## Problem
Return every record in full. Match each one exactly.
════
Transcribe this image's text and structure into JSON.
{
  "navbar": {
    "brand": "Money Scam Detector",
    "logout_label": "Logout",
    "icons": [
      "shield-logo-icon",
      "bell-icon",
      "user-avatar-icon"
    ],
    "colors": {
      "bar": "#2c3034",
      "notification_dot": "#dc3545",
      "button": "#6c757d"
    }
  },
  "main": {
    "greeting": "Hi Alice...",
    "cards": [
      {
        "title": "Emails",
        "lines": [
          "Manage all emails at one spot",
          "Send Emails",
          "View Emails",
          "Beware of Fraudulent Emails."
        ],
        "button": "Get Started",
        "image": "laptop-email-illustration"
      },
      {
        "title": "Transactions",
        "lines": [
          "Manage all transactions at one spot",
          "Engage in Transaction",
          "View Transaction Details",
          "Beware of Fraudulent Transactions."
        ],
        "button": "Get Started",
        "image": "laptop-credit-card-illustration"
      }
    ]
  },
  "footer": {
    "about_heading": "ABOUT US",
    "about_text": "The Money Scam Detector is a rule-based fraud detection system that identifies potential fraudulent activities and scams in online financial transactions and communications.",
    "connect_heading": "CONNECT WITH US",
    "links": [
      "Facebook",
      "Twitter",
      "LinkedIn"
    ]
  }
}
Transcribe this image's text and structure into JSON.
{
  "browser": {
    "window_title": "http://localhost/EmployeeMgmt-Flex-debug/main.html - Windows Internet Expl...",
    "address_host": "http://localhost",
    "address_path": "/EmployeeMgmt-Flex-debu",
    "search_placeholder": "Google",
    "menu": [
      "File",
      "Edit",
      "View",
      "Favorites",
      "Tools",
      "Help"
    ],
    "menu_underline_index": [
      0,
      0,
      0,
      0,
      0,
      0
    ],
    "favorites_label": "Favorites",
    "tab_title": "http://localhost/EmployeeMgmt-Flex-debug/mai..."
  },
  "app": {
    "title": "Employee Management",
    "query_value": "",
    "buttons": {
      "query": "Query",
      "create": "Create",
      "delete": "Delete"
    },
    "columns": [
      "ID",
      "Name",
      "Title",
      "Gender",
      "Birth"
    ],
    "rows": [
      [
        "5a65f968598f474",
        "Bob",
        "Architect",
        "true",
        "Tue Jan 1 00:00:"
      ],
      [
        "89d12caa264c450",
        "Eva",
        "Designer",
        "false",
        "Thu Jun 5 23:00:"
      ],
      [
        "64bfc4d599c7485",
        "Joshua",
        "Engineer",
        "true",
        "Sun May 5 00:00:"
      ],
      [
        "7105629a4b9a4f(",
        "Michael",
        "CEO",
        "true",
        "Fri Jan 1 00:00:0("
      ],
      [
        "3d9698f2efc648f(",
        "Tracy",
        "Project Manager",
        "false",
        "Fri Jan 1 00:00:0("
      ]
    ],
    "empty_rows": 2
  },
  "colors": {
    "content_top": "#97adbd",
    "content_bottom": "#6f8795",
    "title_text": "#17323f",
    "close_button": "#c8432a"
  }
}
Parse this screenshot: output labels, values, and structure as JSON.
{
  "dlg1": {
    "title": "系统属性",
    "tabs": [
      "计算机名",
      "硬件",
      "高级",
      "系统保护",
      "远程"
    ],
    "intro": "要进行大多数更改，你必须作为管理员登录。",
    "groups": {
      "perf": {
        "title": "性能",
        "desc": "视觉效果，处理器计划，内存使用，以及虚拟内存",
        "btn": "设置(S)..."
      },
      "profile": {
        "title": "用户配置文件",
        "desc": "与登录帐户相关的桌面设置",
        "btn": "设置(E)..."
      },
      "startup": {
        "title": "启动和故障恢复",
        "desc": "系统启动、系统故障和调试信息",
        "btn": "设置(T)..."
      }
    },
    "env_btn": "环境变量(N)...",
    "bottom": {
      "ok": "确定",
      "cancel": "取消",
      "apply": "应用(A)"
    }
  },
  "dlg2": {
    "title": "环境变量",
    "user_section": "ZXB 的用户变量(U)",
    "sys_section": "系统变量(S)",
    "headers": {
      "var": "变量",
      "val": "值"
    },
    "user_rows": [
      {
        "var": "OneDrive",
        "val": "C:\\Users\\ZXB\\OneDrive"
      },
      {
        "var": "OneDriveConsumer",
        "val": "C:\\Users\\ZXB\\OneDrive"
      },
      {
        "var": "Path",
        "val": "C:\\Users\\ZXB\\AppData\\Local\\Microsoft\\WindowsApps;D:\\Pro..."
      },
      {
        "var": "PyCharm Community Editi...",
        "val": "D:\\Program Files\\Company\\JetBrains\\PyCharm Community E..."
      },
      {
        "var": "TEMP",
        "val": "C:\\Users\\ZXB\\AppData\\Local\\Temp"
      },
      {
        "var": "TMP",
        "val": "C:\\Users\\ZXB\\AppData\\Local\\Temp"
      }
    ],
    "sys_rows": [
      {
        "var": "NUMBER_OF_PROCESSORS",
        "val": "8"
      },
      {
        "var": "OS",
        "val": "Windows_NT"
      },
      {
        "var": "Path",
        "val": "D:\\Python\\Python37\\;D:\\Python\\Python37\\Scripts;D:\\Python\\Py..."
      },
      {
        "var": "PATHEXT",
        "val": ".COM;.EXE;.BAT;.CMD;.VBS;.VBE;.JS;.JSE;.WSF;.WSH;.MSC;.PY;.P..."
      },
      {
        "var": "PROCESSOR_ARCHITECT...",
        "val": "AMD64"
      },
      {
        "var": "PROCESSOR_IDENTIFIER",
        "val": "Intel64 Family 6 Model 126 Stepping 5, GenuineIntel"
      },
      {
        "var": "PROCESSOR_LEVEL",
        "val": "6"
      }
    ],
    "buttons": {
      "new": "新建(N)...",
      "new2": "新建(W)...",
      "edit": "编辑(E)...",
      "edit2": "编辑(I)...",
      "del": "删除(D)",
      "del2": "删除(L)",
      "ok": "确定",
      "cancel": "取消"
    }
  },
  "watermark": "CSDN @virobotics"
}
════
## Output for this exercise
Transcribe this image's text and structure into JSON.
{
  "navbar": {
    "brand": "Money Scam Detector",
    "logout_label": "Logout",
    "icons": [
      "shield-logo-icon",
      "bell-icon",
      "user-avatar-icon"
    ],
    "colors": {
      "bar": "#2c3034",
      "notification_dot": "#dc3545",
      "button": "#6c757d"
    }
  },
  "main": {
    "greeting": "Hi Alice...",
    "cards": [
      {
        "title": "Emails",
        "lines": [
          "Manage all emails at one spot",
          "Send Emails",
          "View Emails",
          "Beware of Fraudulent Emails."
        ],
        "button": "Get Started",
        "image": "laptop-email-illustration"
      },
      {
        "title": "Transactions",
        "lines": [
          "Manage all transactions at one spot",
          "Engage in Transaction",
          "View Transaction Details",
          "Beware of Fraudulent Transactions."
        ],
        "button": "Get Started",
        "image": "laptop-credit-card-illustration"
      }
    ]
  },
  "footer": {
    "about_heading": "ABOUT US",
    "about_text": "The Money Scam Detector is a rule-based fraud detection system that identifies potential fraudulent activities and scams in online financial transactions and communications.",
    "connect_heading": "CONNECT WITH US",
    "links": [
      "Facebook",
      "Twitter",
      "LinkedIn"
    ]
  }
}
Transcribe this image's text and structure into JSON.
{
  "browser": {
    "window_title": "http://localhost/EmployeeMgmt-Flex-debug/main.html - Windows Internet Expl...",
    "address_host": "http://localhost",
    "address_path": "/EmployeeMgmt-Flex-debu",
    "search_placeholder": "Google",
    "menu": [
      "File",
      "Edit",
      "View",
      "Favorites",
      "Tools",
      "Help"
    ],
    "menu_underline_index": [
      0,
      0,
      0,
      0,
      0,
      0
    ],
    "favorites_label": "Favorites",
    "tab_title": "http://localhost/EmployeeMgmt-Flex-debug/mai..."
  },
  "app": {
    "title": "Employee Management",
    "query_value": "",
    "buttons": {
      "query": "Query",
      "create": "Create",
      "delete": "Delete"
    },
    "columns": [
      "ID",
      "Name",
      "Title",
      "Gender",
      "Birth"
    ],
    "rows": [
      [
        "5a65f968598f474",
        "Bob",
        "Architect",
        "true",
        "Tue Jan 1 00:00:"
      ],
      [
        "89d12caa264c450",
        "Eva",
        "Designer",
        "false",
        "Thu Jun 5 23:00:"
      ],
      [
        "64bfc4d599c7485",
        "Joshua",
        "Engineer",
        "true",
        "Sun May 5 00:00:"
      ],
      [
        "7105629a4b9a4f(",
        "Michael",
        "CEO",
        "true",
        "Fri Jan 1 00:00:0("
      ],
      [
        "3d9698f2efc648f(",
        "Tracy",
        "Project Manager",
        "false",
        "Fri Jan 1 00:00:0("
      ]
    ],
    "empty_rows": 2
  },
  "colors": {
    "content_top": "#97adbd",
    "content_bottom": "#6f8795",
    "title_text": "#17323f",
    "close_button": "#c8432a"
  }
}
Parse this screenshot: output labels, values, and structure as JSON.
{
  "dlg1": {
    "title": "系统属性",
    "tabs": [
      "计算机名",
      "硬件",
      "高级",
      "系统保护",
      "远程"
    ],
    "intro": "要进行大多数更改，你必须作为管理员登录。",
    "groups": {
      "perf": {
        "title": "性能",
        "desc": "视觉效果，处理器计划，内存使用，以及虚拟内存",
        "btn": "设置(S)..."
      },
      "profile": {
        "title": "用户配置文件",
        "desc": "与登录帐户相关的桌面设置",
        "btn": "设置(E)..."
      },
      "startup": {
        "title": "启动和故障恢复",
        "desc": "系统启动、系统故障和调试信息",
        "btn": "设置(T)..."
      }
    },
    "env_btn": "环境变量(N)...",
    "bottom": {
      "ok": "确定",
      "cancel": "取消",
      "apply": "应用(A)"
    }
  },
  "dlg2": {
    "title": "环境变量",
    "user_section": "ZXB 的用户变量(U)",
    "sys_section": "系统变量(S)",
    "headers": {
      "var": "变量",
      "val": "值"
    },
    "user_rows": [
      {
        "var": "OneDrive",
        "val": "C:\\Users\\ZXB\\OneDrive"
      },
      {
        "var": "OneDriveConsumer",
        "val": "C:\\Users\\ZXB\\OneDrive"
      },
      {
        "var": "Path",
        "val": "C:\\Users\\ZXB\\AppData\\Local\\Microsoft\\WindowsApps;D:\\Pro..."
      },
      {
        "var": "PyCharm Community Editi...",
        "val": "D:\\Program Files\\Company\\JetBrains\\PyCharm Community E..."
      },
      {
        "var": "TEMP",
        "val": "C:\\Users\\ZXB\\AppData\\Local\\Temp"
      },
      {
        "var": "TMP",
        "val": "C:\\Users\\ZXB\\AppData\\Local\\Temp"
      }
    ],
    "sys_rows": [
      {
        "var": "NUMBER_OF_PROCESSORS",
        "val": "8"
      },
      {
        "var": "OS",
        "val": "Windows_NT"
      },
      {
        "var": "Path",
        "val": "D:\\Python\\Python37\\;D:\\Python\\Python37\\Scripts;D:\\Python\\Py..."
      },
      {
        "var": "PATHEXT",
        "val": ".COM;.EXE;.BAT;.CMD;.VBS;.VBE;.JS;.JSE;.WSF;.WSH;.MSC;.PY;.P..."
      },
      {
        "var": "PROCESSOR_ARCHITECT...",
        "val": "AMD64"
      },
      {
        "var": "PROCESSOR_IDENTIFIER",
        "val": "Intel64 Family 6 Model 126 Stepping 5, GenuineIntel"
      },
      {
        "var": "PROCESSOR_LEVEL",
        "val": "6"
      }
    ],
    "buttons": {
      "new": "新建(N)...",
      "new2": "新建(W)...",
      "edit": "编辑(E)...",
      "edit2": "编辑(I)...",
      "del": "删除(D)",
      "del2": "删除(L)",
      "ok": "确定",
      "cancel": "取消"
    }
  },
  "watermark": "CSDN @virobotics"
}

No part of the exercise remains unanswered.